RECORD EXTRACTS ::
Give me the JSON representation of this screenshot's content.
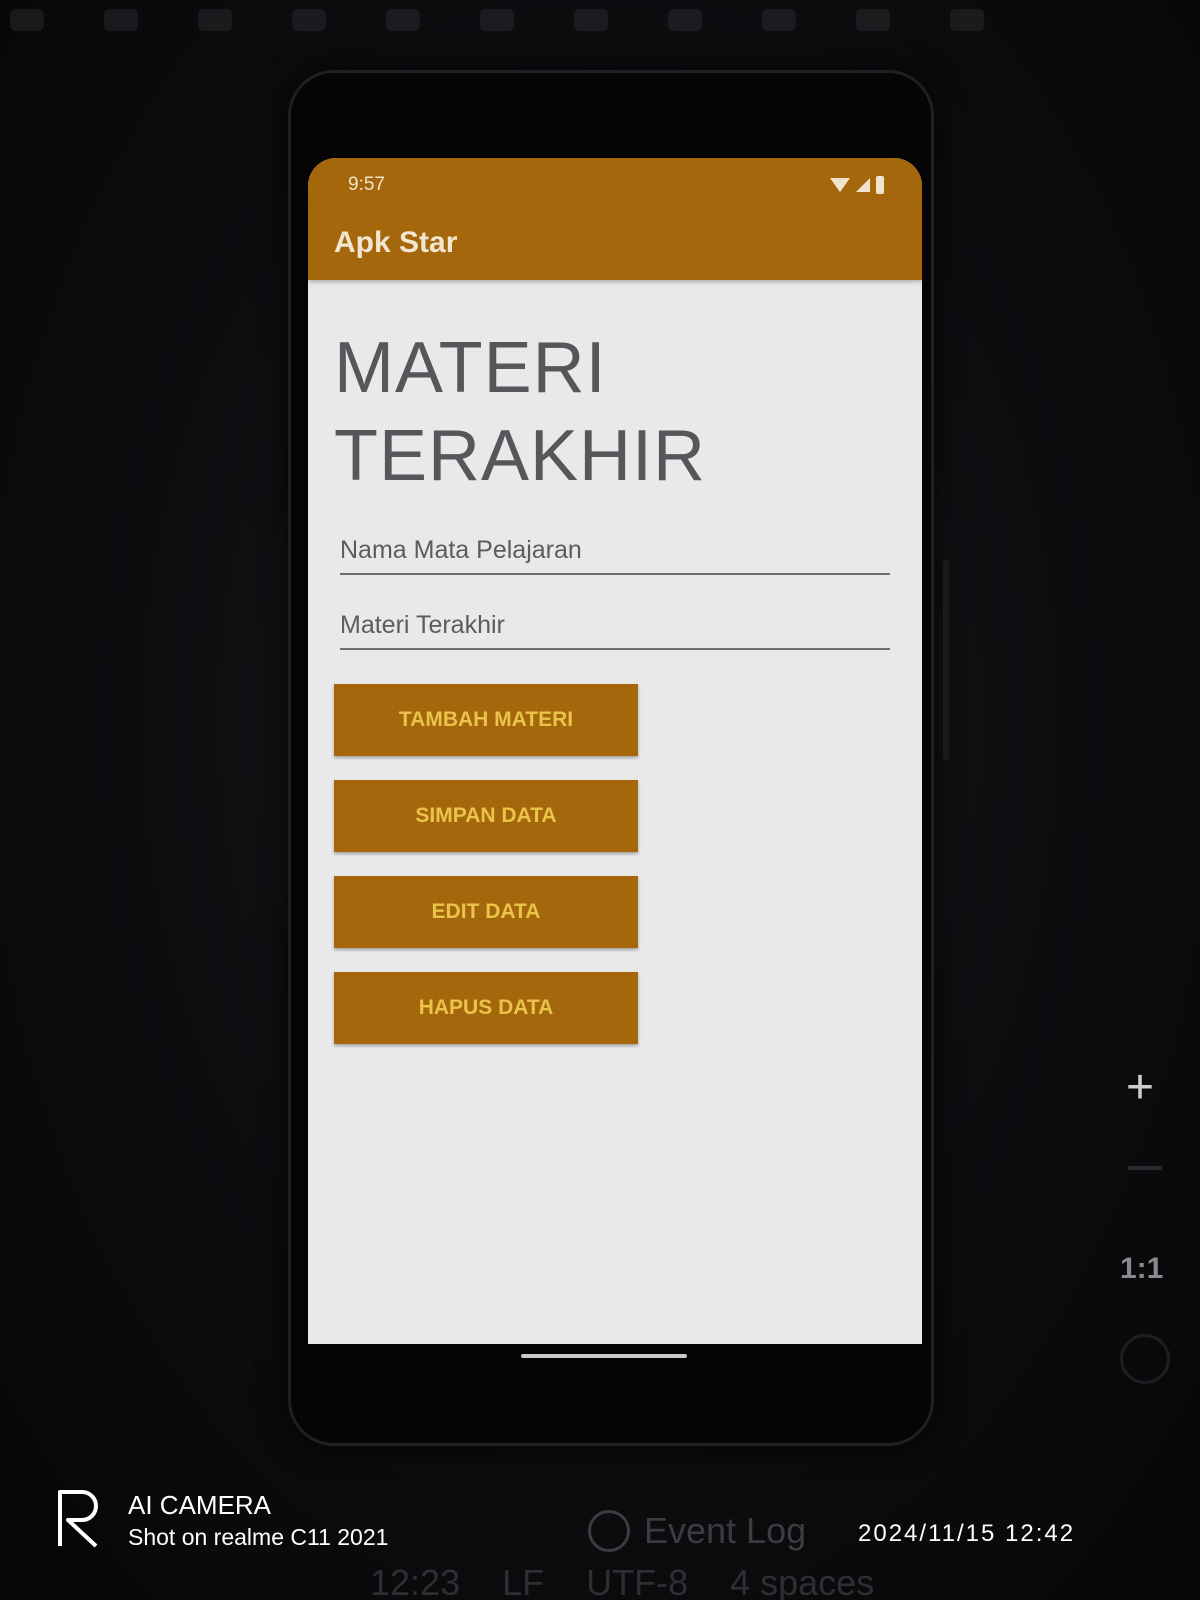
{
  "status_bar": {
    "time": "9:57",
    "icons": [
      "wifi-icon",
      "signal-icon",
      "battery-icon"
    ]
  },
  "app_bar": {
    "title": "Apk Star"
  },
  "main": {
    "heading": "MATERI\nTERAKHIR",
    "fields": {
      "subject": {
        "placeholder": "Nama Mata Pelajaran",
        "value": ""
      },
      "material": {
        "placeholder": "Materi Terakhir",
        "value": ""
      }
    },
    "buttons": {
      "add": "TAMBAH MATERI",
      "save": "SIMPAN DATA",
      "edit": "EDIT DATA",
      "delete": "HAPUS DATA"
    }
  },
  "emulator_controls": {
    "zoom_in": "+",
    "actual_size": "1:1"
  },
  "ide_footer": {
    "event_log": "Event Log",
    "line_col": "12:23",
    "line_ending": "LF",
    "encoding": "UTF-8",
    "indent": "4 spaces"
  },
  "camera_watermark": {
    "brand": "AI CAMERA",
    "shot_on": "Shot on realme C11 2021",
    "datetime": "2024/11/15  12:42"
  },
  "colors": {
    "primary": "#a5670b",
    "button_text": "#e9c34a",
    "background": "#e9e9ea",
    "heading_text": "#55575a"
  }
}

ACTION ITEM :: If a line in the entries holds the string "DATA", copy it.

EXERCISE ANSWER ::
      "save": "SIMPAN DATA",
      "edit": "EDIT DATA",
      "delete": "HAPUS DATA"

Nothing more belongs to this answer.